Gauge theories are the mathematical equations that describe elementary particles, such as quarks and gluons that make up the real world. Calculations in quantum gauge theories are performed in successive approximations, known as perturbation theory.
Gravity describes a different class of physical phenomena including objects such as black holes. Stephen Hawking showed that black holes, when treated quantum mechanically, emit radiation and possess thermodynamic properties like temperature and entropy.
Holography: A mysterious connection
String theory is a leading candidate for addressing both of the questions raised above, because it is a unified quantum theory of gravity and gauge interactions. One of the most important developments in string theory was Juan Maldacena’s postulation of the gauge/string correspondence. This remarkable conjecture posits the equivalence of gauge theories and quantum theories of gravity (as described by string theory), and teaches us that a deep and, until now, unexplored connection exists between these two, a priori very different, types of theories at a non-perturbative level.
Together with a team of young researchers (Dr. Riccardo Borsato, Dr. Olof Ohlsson Sax and Dr. Alessandro Sfondrini) as well as Dr. A. Torrielli at Surrey, City’s Reader in Mathematics, Dr. Bogdan Stefański has been involved in a collaborative investigation of an important example of the gauge/string correspondence known as AdS3/CFT2.

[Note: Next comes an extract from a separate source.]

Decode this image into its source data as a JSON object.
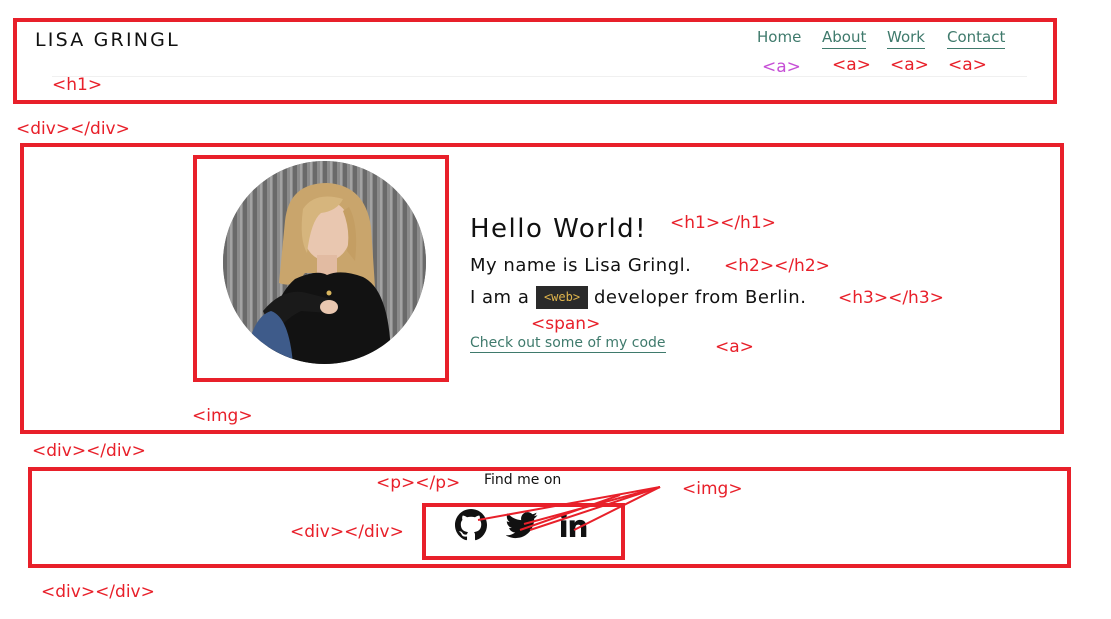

Powerful mathematical methods
“While AdS3/CFT2 has been known since Professor Maldacena’s seminal paper, it is only through the advances of my team that a more complete understanding of it is now emerging”, says Dr. Stefański. He continues: "Their research has successfully developed powerful mathematical methods known as integrability to investigate AdS3/CFT2. These methods allow us to quantitatively answer questions about a duality that until now has been beyond the grasp of international researchers”.
Dr. Stefański will be co-organising a workshop involving some of the world’s leading theoretical physicists to be held at the Galileo Galilei Institute in Florence, Italy, from 20th March to 12th May 2017.
Funded by a €100k award from the Italian Nuclear Physics Institute (INFN) and the Simons Foundation, Dr Stefański and his collaborators will join academic colleagues from the Department of Applied Mathematics and Theoretical Physics (DAMTP) Cambridge, Imperial, Eidgenössische Technische Hochschule (ETF) Zurich, Surrey University, and Nordisk Institut for Teoretisk (NORDITA) Stockholm, who will collectively run the Florence workshop.
Quantum Gravity is a theory that describes gravitational interactions using a quantum mechanical framework. It is notoriously difficult to obtain such theories. A Quantum Gravity theory will contain a graviton, which is a particle that mediates the gravitational force.